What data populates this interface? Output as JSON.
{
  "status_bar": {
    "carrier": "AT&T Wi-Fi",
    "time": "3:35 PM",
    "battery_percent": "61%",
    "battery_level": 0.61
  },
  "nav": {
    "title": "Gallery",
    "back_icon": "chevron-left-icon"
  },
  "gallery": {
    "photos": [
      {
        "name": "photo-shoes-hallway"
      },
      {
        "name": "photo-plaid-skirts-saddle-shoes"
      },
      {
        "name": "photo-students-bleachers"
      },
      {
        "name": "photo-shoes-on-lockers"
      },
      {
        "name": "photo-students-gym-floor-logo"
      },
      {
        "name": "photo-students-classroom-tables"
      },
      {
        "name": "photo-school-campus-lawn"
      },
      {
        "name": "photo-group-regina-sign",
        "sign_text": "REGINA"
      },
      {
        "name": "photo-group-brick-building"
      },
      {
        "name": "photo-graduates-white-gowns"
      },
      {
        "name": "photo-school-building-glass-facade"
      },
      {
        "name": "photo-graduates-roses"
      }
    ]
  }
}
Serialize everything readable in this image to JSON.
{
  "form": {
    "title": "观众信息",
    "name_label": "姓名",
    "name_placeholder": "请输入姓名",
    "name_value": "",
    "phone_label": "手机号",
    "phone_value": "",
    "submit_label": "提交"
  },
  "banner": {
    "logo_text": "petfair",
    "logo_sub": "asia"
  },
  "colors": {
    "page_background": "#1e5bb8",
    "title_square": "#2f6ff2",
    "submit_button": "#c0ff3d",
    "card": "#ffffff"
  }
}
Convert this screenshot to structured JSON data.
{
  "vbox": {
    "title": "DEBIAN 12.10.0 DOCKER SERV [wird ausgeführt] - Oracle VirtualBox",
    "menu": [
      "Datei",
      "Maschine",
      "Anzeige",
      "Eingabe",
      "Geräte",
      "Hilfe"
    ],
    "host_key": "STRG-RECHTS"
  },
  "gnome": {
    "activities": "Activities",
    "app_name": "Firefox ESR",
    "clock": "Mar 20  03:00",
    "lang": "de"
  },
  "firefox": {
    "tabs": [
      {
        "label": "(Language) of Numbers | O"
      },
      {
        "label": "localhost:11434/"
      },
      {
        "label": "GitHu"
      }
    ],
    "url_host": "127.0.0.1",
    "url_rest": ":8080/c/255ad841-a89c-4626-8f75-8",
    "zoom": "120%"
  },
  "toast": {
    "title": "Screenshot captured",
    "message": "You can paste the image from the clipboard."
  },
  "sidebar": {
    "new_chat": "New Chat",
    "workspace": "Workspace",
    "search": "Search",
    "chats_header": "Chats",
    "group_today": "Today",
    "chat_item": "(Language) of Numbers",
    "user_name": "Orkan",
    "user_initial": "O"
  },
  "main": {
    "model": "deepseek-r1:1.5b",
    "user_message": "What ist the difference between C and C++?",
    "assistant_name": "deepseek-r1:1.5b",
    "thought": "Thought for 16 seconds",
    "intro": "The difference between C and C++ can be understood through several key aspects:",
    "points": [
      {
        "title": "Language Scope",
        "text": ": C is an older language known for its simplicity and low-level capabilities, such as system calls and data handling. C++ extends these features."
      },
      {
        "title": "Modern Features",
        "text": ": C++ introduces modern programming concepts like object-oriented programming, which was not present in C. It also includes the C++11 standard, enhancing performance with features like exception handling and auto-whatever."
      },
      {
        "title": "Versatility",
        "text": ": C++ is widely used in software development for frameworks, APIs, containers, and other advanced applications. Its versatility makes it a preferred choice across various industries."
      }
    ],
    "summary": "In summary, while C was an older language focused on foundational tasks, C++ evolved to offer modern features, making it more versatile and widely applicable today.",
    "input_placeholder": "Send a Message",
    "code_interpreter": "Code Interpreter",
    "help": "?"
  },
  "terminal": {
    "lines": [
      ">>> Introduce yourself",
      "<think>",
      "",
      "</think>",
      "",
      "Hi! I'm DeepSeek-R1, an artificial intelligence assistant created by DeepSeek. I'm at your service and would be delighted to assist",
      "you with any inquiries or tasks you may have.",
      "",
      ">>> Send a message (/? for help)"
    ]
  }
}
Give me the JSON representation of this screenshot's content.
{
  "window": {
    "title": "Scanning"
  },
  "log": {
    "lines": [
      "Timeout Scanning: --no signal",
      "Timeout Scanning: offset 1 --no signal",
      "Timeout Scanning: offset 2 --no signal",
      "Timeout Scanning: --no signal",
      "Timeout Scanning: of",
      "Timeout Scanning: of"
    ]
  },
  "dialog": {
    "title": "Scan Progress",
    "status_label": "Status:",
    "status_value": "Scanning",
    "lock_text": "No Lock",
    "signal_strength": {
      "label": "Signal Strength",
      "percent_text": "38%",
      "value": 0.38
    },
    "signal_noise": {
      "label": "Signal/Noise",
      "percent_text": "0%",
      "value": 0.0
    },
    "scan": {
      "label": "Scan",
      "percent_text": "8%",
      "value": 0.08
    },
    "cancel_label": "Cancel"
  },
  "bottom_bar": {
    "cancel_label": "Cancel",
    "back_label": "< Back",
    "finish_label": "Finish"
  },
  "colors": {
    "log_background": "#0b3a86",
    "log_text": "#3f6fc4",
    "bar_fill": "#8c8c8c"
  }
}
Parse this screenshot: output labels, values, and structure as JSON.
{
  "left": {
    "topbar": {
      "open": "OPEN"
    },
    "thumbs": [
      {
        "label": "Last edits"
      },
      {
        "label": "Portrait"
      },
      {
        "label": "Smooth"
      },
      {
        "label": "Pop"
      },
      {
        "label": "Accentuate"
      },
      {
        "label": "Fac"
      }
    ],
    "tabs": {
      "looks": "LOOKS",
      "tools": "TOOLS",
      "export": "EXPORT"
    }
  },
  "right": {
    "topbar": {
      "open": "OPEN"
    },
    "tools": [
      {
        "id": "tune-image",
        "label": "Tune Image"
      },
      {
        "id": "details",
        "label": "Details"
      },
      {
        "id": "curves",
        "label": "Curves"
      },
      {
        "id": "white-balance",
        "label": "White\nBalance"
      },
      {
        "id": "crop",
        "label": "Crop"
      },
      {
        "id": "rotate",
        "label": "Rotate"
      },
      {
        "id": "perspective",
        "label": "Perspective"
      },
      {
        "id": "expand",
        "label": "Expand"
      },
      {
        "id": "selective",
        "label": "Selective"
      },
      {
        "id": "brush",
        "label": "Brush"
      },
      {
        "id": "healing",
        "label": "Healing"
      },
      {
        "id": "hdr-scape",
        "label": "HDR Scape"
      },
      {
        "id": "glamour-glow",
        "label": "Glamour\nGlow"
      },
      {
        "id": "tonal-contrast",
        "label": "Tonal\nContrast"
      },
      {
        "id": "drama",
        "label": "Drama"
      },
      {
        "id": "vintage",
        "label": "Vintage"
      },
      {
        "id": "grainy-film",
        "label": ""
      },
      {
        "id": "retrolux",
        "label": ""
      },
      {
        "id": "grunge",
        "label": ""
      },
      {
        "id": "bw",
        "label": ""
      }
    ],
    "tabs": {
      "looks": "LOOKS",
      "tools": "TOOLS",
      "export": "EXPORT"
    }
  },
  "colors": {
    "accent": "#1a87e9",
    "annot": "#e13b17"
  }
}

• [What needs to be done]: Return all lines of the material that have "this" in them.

• [Response area]:
What data populates this interface? Output as JSON.
Serialize everything readable in this image to JSON.
Convert this screenshot to structured JSON data.
Give me the JSON representation of this screenshot's content.
Parse this screenshot: output labels, values, and structure as JSON.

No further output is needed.